A recent survey conducted by the Office of Delegate to Congress Stacey Plaskett brought into focus the sharp negative impact on the economy the closure of Limetree Bay Refining has had. Virtually all business owners who participated in the survey, seen here, said the closure had a negative impact on their operation in one form or another.
These business owners, some directly tied to Limetree Bay Refining, reported less traffic, loss of students (hinting at a learning institution), drop in marine services and less traffic at food establishments, among others.
"Our business supported and supplied a company that had a contract with the refinery," wrote one respondent. "The company needed logistical support building and maintaining a supply chain, together with local warehousing and delivery support. The closure has led to a significant decrease in sales and an excess of pre-purchased inventory with significant value. This equates to reduced Gross Receipts Taxes paid and a reduction in labor further impacting the community. We will struggle to deplete this inventory and will take a loss which could lead to further labor reductions."

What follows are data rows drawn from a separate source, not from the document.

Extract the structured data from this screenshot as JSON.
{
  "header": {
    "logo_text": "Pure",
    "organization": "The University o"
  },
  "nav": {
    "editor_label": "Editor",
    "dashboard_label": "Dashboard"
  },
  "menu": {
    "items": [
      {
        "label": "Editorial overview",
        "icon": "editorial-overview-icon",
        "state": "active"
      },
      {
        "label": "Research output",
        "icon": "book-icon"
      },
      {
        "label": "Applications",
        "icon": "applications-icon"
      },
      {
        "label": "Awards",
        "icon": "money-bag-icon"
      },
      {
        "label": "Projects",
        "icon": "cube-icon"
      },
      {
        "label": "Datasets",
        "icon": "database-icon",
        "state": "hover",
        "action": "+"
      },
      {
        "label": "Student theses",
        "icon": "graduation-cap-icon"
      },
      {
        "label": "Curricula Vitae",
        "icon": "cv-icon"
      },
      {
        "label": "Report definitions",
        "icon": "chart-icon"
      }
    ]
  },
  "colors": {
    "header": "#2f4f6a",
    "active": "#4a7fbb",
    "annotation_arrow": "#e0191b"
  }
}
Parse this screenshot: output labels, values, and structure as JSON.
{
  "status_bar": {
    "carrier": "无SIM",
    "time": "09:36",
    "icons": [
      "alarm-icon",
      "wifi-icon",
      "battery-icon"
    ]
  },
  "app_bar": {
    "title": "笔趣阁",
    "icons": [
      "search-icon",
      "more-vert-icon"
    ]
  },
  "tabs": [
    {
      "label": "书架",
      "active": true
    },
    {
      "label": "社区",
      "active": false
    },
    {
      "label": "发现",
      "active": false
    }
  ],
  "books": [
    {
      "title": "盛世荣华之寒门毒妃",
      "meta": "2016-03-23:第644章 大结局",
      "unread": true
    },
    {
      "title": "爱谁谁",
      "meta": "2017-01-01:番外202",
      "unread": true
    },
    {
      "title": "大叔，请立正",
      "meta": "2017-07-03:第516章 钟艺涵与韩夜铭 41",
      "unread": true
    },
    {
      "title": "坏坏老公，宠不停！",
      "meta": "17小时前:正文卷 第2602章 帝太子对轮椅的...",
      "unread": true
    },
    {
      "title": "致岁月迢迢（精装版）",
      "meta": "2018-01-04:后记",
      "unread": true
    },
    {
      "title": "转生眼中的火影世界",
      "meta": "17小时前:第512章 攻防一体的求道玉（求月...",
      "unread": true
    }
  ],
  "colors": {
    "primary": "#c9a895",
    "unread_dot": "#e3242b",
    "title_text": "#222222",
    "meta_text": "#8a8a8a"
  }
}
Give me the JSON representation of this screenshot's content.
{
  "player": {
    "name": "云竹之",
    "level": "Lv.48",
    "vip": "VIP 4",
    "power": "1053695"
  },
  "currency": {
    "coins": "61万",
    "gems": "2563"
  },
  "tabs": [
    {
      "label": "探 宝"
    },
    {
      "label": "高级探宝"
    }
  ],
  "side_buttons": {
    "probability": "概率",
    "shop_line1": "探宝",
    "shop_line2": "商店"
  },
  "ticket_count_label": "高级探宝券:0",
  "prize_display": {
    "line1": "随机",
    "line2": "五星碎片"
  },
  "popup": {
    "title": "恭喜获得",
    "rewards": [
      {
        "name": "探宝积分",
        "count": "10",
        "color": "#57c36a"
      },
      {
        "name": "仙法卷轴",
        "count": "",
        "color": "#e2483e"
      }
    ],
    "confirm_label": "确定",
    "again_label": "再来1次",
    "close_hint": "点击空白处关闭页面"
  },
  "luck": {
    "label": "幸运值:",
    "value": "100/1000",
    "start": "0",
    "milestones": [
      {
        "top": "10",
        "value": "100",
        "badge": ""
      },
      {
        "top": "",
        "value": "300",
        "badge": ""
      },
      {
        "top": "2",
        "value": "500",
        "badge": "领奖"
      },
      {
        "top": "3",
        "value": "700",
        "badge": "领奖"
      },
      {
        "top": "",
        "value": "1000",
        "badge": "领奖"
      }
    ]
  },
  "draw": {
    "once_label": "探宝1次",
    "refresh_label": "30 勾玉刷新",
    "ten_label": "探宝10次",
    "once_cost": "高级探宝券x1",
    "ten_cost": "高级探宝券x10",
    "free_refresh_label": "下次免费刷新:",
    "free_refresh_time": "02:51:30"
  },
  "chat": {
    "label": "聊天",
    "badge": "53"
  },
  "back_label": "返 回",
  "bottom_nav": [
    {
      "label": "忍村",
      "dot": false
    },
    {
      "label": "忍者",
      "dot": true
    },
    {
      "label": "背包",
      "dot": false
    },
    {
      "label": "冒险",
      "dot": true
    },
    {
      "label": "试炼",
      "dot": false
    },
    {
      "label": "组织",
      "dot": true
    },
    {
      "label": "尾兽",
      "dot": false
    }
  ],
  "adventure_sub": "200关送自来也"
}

During a Senate hearing earlier this year, Allison DeGazon, Division of Economic Research director, told Senator Kurt Vialet that the Limetree Bay operations, including the terminal and refinery, accounted for 15 percent of the territory's gross domestic product, or $610 million. There were other sources of revenue directly tied to the south shore facility, including a $14 million concession fee from the refinery. All considered, Limetree Bay's impact on GDP was over $800 million, Ms. DeGazon said.
Governor Albert Bryan told the Consortium late August that he had been working to encourage a sale and restart of Limetree Bay Refining. He said September 17 represents an important date for his administration — the day the court auction of the idled refinery will take place. "Sept. 17 is a key date for us; we're going to see what kind of offers coming in on the refinery and we'll go from there," he said.
The court auction will take place at the U.S. Bankruptcy Court for the Southern District of Texas.
Mr. Bryan said he is well aware of the economic hardship the refinery's closure has caused. "I saw the [Limetree Bay] parking lot the other day empty, and we're really doing a lot to facilitate the sale. We've been in talks with people, buyers, the sellers, the intermediaries, the lawyers who have been talking to people, trying to get the refinery sold," he said.
He also addressed individuals whose preference is to see the refinery remain shut and never again win approval to reopen from the Environmental Protection Agency. "I know there are people who don't want it to happen, [people] that want it to remain shut. But a priority of the administration is to get people back to work again before we lose another set of our people to the states just when St. Croix was getting on its feet."
"Certainly we're working with the EPA as well because they are partners in this," the governor added.
Mr. Bryan said the reopening of the refinery would also help diminish criminal activity, saying the effort is "key in crime too because idle hands... You've got to put people to work."
Relative to potential buyers, the governor said, "From my preliminary reports I could say this: it's going to be a tough climb but there's interest out there. It's just a tough climb because of the EPA mandates and to be quite frank, the Biden administration is tough on oil and gas all around. So that's why we're using our political influence in Washington... So you're going to see me moving around a lot because I need to get to people who are going to help us get over the finish line with this."
Mr. Bryan concluded, "I want the EPA to do their job, but I want to make sure that they don't make an example out of the Virgin Islands and we lose our largest employer."